We nodded and smiled as this day-glo army walked by our base camp to the shade of their tarp and bamboo huts, and broke open the bags of rice balls and snack foods purchased from a convenience store that morning.
Within minutes, another boat arrived carrying a TV cameraman, his smartly-dressed assistant, and the journalist donning a suit jacket and wide-brimmed straw hat. Our friends at Birds Korea had asked Chin Jae-Un, director of an award-winning documentary about the migration of Bar-tailed Godwits and local news anchor, to visit the team in situ on the island. They posed questions to the team, and staged footage of Gerrit crawling over the sand towards a fictitious Spoon-billed Sandpiper with the rest of the team using our optics to search for the same. The special report, featuring the first television broadcast of Gerrit’s footage from Siberia, aired that evening (watch it here).
After leaving the island early so Gerrit could share high-resolution video with the Korean news team, we visited nearby Myeongji, a city that has recently sprung up from reclaimed tidal mudflats in the Nakdong Estuary. The rigid, rectangular profile of this new peninsula stands in stark contrast to the undulating, pulsating shoreline that it replaced. The construction cranes looming over the new apartment complexes mirrored a similar stretch of cranes on the adjacent shoreline, which stood ominously in front of the setting sun.
Hundreds of Spot-billed Ducks, as well as a small flock of Taiga Bean-Geese and a pair of Swan Geese (both lifers) could be found in the remaining wetlands, viewable from the long bike path that tops the long, straight sides of this fortified shoreline.
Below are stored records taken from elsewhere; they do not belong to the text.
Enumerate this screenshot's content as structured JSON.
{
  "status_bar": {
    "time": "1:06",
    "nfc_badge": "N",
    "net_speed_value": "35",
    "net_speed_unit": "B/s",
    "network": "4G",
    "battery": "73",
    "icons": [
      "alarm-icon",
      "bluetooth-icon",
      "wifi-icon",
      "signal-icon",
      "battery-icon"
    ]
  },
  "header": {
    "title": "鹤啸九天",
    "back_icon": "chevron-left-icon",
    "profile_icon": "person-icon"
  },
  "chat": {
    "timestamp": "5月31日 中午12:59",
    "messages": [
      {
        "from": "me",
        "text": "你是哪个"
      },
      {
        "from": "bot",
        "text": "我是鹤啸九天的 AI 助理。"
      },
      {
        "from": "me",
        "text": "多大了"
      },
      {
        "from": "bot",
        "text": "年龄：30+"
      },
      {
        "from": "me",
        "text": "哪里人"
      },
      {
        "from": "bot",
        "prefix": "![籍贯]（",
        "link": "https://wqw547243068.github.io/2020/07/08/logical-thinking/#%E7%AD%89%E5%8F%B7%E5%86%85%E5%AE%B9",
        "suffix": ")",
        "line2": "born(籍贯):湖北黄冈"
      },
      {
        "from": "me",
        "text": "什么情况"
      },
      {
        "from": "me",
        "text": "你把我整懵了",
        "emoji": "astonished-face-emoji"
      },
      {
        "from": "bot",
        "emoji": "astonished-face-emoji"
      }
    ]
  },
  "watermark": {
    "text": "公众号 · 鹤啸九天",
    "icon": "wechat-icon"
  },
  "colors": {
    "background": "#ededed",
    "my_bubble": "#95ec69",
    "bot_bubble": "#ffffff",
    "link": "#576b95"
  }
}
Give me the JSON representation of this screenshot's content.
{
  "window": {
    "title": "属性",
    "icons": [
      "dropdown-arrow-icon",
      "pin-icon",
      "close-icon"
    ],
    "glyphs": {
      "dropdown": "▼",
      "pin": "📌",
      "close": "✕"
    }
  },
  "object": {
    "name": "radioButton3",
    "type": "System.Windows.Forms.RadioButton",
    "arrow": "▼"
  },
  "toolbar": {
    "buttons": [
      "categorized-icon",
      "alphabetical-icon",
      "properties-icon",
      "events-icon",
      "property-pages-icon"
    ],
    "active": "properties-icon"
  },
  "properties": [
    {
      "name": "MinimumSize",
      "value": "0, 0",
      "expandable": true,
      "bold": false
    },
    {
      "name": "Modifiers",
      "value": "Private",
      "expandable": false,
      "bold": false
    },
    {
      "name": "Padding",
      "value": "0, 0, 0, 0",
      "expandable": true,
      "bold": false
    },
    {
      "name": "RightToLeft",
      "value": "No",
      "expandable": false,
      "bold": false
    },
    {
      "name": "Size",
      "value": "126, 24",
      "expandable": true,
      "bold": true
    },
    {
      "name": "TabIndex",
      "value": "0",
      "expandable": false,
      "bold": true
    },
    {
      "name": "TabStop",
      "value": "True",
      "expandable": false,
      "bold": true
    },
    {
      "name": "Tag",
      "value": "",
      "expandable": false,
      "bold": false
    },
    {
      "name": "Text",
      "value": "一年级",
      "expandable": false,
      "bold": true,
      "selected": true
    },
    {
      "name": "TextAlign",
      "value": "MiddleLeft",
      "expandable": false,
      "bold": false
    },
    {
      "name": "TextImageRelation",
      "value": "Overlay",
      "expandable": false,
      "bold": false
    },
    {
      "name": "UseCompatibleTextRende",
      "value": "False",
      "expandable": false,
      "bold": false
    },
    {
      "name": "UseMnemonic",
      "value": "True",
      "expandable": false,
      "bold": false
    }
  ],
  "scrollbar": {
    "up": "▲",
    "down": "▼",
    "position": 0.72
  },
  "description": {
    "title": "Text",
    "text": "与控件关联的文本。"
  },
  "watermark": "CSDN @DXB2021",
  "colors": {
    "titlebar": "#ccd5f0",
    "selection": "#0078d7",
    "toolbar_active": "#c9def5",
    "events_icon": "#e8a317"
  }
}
Gerrit had gathered valuable footage to capture the pressures that the Yellow Sea ecosystem must endure. But we’d have to wait another twenty-four hours, and drive over 150 miles, before our first glimpse of a Spoon-billed Sandpiper.